Ray played in a famous Ireland victory over Austria in a European Nations Cup game at Dalymount Park in October 1963, which Ireland won 3-2. He made his Ireland debut against the Austrians in Vienna the previous month.
Uniquely John Giles played alongside Ray Brady in that 0-0 draw against the Austrians and then played alongside Liam Brady as he made his Ireland debut against the USSR 11 years later.
“I am saddened to learn of Ray Brady’s sad passing today. He was from a great footballing family and our thoughts are with his brothers Liam and Pat and all of Ray’s family at this time,” said FAI Chief Executive John Delaney.
“Ray made his Ireland debut against Austria in Vienna 53 years ago so it’s poignant that he passed away just a matter of days after the national team recorded a win in the same city.”
“Ray served his clubs and country with distinction as a player. We will pay tribute to him at next year’s World Cup qualifier against Wales.”
Apart from Pat, another brother, Frank, impressed in a trial match for the R’s in August 1964 and later that month it stated in the ‘Quick Pars on Rangers’ section of the programme that:
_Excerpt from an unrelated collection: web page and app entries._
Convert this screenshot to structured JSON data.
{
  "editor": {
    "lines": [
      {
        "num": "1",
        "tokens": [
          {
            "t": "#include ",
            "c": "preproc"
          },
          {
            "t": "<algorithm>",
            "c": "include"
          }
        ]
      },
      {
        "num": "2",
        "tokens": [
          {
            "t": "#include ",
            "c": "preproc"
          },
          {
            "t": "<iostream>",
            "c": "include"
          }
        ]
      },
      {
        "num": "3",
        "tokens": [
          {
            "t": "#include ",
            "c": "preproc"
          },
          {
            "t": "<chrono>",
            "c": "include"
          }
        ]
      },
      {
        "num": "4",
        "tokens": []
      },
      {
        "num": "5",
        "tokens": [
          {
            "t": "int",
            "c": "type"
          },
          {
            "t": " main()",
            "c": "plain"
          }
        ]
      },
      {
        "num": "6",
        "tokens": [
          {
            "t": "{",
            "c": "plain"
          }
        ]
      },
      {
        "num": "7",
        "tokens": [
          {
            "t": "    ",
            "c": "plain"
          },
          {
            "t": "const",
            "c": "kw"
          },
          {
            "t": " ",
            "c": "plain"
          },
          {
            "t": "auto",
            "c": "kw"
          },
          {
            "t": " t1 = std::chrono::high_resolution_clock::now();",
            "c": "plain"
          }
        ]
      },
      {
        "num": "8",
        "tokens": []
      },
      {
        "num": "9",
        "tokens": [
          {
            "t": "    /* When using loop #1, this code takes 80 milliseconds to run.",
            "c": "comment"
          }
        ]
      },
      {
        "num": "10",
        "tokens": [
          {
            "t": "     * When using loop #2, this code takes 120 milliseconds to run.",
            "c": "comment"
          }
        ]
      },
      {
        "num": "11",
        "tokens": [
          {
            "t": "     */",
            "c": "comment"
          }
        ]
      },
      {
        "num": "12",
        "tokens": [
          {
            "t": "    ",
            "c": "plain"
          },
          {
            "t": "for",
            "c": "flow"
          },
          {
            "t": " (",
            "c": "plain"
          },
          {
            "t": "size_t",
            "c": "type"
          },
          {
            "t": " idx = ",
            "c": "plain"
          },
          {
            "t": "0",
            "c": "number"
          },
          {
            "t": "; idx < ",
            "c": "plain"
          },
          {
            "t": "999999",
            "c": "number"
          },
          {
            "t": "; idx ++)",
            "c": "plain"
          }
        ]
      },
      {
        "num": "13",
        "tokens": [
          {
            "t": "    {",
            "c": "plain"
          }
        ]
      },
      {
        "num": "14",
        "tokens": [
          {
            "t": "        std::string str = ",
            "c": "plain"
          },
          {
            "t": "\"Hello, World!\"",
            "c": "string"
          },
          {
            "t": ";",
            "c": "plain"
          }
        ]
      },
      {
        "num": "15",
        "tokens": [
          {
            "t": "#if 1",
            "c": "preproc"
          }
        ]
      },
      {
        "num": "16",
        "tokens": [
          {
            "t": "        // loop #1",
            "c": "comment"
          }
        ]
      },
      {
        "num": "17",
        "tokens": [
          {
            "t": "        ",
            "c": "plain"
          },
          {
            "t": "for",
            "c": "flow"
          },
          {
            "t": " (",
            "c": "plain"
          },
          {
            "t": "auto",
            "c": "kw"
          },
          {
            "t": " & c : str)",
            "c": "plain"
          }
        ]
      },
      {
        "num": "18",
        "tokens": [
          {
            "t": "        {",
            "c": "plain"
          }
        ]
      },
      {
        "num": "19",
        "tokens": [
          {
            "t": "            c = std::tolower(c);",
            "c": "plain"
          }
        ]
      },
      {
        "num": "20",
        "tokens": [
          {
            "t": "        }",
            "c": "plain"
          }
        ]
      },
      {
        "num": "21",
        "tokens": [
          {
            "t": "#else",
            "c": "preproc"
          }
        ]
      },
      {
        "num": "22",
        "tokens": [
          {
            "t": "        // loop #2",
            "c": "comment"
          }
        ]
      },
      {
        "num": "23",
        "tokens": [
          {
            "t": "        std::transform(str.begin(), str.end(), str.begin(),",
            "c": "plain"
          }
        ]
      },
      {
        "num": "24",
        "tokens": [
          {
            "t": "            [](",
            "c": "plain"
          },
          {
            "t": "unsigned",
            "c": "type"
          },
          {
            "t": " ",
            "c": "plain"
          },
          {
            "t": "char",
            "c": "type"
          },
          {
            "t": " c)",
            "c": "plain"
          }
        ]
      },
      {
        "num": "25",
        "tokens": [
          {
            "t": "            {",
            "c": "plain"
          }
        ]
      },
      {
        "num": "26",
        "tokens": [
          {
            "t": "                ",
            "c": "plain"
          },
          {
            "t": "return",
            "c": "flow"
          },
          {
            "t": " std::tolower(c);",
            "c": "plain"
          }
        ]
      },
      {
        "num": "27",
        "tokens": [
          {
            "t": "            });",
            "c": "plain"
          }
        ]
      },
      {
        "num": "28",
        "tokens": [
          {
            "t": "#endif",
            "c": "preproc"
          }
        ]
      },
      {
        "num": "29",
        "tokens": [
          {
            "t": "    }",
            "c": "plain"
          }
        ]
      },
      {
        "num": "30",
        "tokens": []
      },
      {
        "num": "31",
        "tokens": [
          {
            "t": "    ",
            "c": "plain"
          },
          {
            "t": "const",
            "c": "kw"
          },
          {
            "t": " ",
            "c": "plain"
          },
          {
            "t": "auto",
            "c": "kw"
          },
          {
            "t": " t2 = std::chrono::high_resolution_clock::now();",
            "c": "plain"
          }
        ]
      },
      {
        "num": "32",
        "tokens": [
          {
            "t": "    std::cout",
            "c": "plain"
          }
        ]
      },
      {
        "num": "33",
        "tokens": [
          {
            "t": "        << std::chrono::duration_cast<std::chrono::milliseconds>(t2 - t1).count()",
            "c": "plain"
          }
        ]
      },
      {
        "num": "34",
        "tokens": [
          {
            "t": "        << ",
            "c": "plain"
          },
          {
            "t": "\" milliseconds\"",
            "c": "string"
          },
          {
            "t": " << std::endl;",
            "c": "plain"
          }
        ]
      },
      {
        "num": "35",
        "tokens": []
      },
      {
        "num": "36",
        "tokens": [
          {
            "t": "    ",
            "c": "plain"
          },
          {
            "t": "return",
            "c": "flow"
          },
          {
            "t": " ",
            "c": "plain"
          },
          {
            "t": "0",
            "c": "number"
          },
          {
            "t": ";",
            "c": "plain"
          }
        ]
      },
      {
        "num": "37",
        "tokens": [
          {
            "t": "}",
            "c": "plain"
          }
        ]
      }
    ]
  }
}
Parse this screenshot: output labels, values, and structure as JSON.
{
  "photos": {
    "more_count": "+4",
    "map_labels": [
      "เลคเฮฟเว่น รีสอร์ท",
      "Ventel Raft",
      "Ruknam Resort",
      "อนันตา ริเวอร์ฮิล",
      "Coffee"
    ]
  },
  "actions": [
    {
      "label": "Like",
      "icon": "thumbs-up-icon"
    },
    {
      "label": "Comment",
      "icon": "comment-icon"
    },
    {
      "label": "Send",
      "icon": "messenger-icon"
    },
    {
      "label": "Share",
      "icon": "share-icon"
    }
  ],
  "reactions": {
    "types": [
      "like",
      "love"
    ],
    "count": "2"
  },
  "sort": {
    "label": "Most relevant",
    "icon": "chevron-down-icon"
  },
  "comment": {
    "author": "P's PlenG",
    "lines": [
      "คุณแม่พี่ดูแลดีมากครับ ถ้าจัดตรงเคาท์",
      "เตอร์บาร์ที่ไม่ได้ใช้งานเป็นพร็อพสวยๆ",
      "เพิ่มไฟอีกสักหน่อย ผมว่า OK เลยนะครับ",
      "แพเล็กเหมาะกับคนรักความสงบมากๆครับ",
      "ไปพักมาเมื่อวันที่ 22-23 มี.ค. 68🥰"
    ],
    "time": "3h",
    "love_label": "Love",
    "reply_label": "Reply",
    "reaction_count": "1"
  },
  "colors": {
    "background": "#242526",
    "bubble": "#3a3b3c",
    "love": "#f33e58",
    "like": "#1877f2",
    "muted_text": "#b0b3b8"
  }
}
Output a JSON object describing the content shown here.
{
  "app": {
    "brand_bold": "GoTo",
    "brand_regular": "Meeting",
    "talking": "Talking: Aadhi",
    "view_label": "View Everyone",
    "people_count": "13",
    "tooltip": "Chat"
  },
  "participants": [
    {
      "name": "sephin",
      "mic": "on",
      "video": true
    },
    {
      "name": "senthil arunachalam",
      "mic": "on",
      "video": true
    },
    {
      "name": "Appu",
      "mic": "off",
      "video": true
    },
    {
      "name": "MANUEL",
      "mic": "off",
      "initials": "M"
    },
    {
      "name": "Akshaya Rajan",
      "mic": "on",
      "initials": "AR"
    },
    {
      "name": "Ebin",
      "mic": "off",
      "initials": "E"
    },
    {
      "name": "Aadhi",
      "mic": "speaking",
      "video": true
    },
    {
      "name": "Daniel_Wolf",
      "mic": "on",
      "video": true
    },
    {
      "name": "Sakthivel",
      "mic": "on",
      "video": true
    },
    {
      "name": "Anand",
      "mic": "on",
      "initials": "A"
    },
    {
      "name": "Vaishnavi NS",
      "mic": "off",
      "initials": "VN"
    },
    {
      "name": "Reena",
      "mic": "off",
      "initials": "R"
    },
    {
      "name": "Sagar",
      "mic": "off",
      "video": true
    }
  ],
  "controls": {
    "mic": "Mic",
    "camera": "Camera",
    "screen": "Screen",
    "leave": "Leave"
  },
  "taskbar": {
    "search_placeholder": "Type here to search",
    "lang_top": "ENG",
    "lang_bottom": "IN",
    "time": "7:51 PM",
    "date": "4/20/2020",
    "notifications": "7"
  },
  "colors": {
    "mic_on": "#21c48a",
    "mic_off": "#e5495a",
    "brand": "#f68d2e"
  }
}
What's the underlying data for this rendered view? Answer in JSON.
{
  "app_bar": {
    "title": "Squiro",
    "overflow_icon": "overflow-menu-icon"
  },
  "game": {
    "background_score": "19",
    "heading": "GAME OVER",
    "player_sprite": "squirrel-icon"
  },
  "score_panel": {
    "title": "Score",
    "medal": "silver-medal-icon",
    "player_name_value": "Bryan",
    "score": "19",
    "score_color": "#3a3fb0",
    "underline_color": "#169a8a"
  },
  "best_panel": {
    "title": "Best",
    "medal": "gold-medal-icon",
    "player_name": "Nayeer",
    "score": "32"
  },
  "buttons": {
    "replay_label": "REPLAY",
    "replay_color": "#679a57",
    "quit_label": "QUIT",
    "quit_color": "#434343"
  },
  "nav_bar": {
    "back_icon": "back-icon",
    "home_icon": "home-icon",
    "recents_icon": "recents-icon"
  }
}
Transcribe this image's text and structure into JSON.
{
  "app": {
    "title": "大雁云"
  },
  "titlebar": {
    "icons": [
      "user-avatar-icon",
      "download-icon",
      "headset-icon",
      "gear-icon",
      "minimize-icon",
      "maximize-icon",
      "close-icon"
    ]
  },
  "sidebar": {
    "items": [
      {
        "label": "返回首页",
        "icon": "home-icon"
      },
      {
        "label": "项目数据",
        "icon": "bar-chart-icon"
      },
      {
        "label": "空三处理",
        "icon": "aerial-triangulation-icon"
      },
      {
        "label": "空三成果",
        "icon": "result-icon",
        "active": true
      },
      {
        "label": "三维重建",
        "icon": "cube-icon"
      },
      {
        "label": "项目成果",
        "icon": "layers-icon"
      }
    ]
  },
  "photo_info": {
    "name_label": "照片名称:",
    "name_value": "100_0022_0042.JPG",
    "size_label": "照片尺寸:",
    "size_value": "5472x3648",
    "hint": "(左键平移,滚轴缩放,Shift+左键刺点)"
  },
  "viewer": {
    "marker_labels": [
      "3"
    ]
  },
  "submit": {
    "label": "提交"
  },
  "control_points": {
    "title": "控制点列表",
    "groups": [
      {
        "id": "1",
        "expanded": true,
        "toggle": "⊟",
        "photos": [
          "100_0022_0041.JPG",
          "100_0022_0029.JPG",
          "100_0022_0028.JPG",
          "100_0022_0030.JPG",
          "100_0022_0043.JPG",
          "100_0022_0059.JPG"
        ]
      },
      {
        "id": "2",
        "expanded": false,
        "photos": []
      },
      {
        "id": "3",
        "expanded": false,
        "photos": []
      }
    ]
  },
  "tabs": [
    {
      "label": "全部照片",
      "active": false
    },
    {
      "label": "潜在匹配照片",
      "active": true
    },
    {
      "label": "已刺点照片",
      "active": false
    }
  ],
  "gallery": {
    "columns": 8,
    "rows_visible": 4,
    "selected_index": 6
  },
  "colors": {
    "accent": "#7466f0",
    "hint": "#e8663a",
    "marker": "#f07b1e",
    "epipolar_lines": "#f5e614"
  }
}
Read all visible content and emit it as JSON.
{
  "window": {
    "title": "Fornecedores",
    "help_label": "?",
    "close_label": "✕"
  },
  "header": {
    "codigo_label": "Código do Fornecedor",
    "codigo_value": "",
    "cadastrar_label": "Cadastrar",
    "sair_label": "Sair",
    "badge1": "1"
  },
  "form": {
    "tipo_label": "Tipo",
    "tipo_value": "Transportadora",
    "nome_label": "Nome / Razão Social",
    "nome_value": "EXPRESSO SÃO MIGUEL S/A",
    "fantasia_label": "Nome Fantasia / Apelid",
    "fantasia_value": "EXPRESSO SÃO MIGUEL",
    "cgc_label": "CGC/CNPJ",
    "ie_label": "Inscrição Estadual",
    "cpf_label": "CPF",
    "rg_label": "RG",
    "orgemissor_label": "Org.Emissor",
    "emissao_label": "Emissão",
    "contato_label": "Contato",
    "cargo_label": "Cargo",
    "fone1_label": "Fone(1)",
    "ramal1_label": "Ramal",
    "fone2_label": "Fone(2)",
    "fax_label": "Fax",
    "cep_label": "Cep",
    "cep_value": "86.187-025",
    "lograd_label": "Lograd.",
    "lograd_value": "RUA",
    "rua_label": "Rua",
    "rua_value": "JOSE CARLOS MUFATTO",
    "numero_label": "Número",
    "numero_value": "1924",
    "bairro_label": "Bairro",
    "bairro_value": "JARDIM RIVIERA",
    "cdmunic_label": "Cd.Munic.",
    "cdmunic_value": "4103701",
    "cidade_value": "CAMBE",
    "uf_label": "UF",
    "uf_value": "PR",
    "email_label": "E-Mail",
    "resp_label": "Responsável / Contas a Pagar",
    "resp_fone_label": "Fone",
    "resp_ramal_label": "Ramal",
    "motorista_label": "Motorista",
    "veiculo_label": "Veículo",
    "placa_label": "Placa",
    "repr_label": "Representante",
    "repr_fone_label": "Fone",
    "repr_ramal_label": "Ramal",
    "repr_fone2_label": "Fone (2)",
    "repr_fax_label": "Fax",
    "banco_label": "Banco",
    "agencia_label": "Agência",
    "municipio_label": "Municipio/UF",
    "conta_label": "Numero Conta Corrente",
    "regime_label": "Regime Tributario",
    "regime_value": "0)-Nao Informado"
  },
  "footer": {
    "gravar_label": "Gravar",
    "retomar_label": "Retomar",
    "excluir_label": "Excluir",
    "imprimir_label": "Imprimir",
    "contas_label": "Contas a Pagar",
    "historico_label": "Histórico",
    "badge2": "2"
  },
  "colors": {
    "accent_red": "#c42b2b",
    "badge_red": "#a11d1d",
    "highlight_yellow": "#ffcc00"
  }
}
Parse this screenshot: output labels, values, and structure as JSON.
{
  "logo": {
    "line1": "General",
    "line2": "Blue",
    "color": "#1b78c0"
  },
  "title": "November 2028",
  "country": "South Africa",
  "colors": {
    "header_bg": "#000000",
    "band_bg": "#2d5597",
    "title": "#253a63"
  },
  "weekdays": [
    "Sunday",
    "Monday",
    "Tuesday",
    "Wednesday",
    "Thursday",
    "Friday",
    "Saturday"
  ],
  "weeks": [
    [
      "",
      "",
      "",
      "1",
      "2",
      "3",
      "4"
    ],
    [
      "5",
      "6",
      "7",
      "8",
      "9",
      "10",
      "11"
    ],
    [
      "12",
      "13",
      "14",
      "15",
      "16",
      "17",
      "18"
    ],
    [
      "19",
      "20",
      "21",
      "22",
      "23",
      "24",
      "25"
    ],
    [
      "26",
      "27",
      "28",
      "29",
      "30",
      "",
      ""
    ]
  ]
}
‘Not many clubs are able to boast that THREE brothers played for them in the same week. That’s the boast of Queen’s Park Rangers. Today Ray and Pat Brady are scheduled to turn out in the first team and tomorrow their 16-year-old brother Frank is playing for our junior South East Counties team in a friendly match against Harrow St. Mary.’
It goes on to refer to another brother who was also in the country, Liam: ‘But Liam’s thoughts have not yet turned to soccer. He is only eight years old and, like Frank, is over on holiday. He is staying with Pat.’
He went on to make 97 league and cup appearances for the R’s and I remember Ray’s one and only goal in the dramatic FA Cup tie against Peterborough in December 1964. I also recall his final appearance in our 6-1 thrashing against Brentford in August 1965.
Ray went on to run a pub in Kent.
My condolences to Ray’s family and friends at this time.
Rest in Peace.
(On the far right of the top pic is Ray’s brother Pat and Peter Springett is shown in the centre)